- **REQUIRED ACTION**
Once the pictures are removed, restate the data below word for word.

* * *

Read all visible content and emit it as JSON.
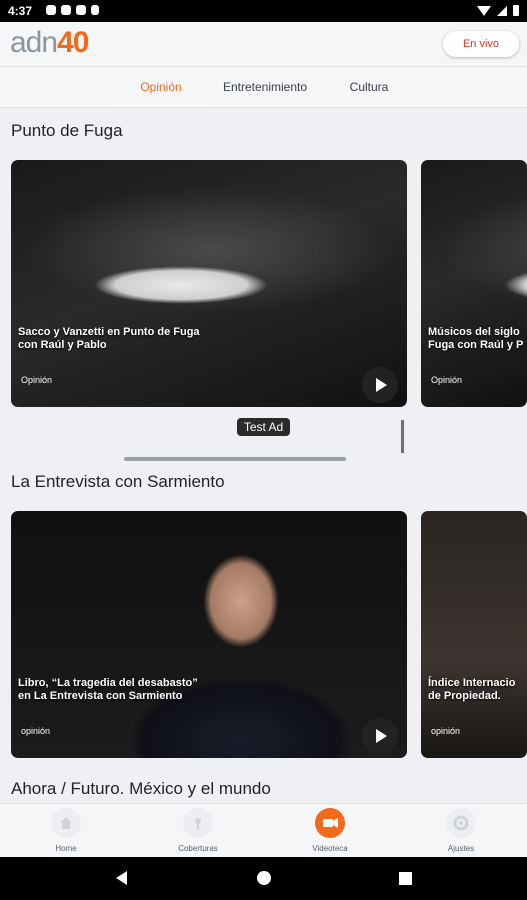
{
  "status": {
    "time": "4:37"
  },
  "header": {
    "logo_text": "adn",
    "logo_number": "40",
    "live_button": "En vivo"
  },
  "tabs": [
    {
      "label": "Opinión",
      "active": true
    },
    {
      "label": "Entretenimiento",
      "active": false
    },
    {
      "label": "Cultura",
      "active": false
    }
  ],
  "sections": [
    {
      "title": "Punto de Fuga",
      "cards": [
        {
          "title": "Sacco y Vanzetti en Punto de Fuga\ncon Raúl y Pablo",
          "category": "Opinión"
        },
        {
          "title": "Músicos del siglo\nFuga con Raúl y P",
          "category": "Opinión"
        }
      ]
    },
    {
      "title": "La Entrevista con Sarmiento",
      "cards": [
        {
          "title": "Libro, “La tragedia del desabasto”\nen La Entrevista con Sarmiento",
          "category": "opinión"
        },
        {
          "title": "Índice Internacio\nde Propiedad.",
          "category": "opinión"
        }
      ]
    },
    {
      "title": "Ahora / Futuro. México y el mundo"
    }
  ],
  "ad": {
    "label": "Test Ad"
  },
  "bottom_nav": [
    {
      "label": "Home",
      "icon": "home-icon",
      "active": false
    },
    {
      "label": "Coberturas",
      "icon": "broadcast-icon",
      "active": false
    },
    {
      "label": "Videoteca",
      "icon": "video-camera-icon",
      "active": true
    },
    {
      "label": "Ajustes",
      "icon": "gear-icon",
      "active": false
    }
  ],
  "colors": {
    "accent": "#f36a1c",
    "live": "#e2361e",
    "background": "#eef0f3"
  }
}
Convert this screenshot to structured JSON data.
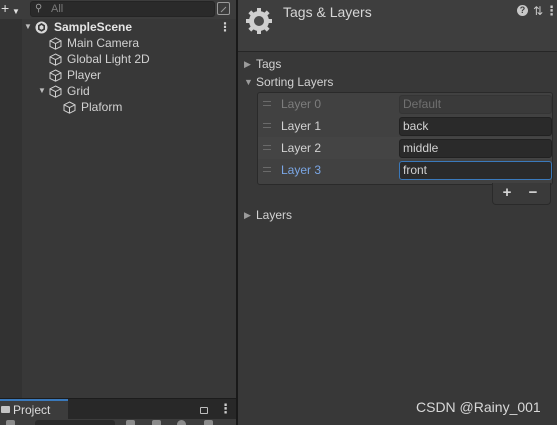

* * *

- **RESULT FOR THIS EXERCISE**
Read all visible content and emit it as JSON.
{
  "status": {
    "time": "4:37"
  },
  "header": {
    "logo_text": "adn",
    "logo_number": "40",
    "live_button": "En vivo"
  },
  "tabs": [
    {
      "label": "Opinión",
      "active": true
    },
    {
      "label": "Entretenimiento",
      "active": false
    },
    {
      "label": "Cultura",
      "active": false
    }
  ],
  "sections": [
    {
      "title": "Punto de Fuga",
      "cards": [
        {
          "title": "Sacco y Vanzetti en Punto de Fuga\ncon Raúl y Pablo",
          "category": "Opinión"
        },
        {
          "title": "Músicos del siglo\nFuga con Raúl y P",
          "category": "Opinión"
        }
      ]
    },
    {
      "title": "La Entrevista con Sarmiento",
      "cards": [
        {
          "title": "Libro, “La tragedia del desabasto”\nen La Entrevista con Sarmiento",
          "category": "opinión"
        },
        {
          "title": "Índice Internacio\nde Propiedad.",
          "category": "opinión"
        }
      ]
    },
    {
      "title": "Ahora / Futuro. México y el mundo"
    }
  ],
  "ad": {
    "label": "Test Ad"
  },
  "bottom_nav": [
    {
      "label": "Home",
      "icon": "home-icon",
      "active": false
    },
    {
      "label": "Coberturas",
      "icon": "broadcast-icon",
      "active": false
    },
    {
      "label": "Videoteca",
      "icon": "video-camera-icon",
      "active": true
    },
    {
      "label": "Ajustes",
      "icon": "gear-icon",
      "active": false
    }
  ],
  "colors": {
    "accent": "#f36a1c",
    "live": "#e2361e",
    "background": "#eef0f3"
  }
}
Convert this screenshot to structured JSON data.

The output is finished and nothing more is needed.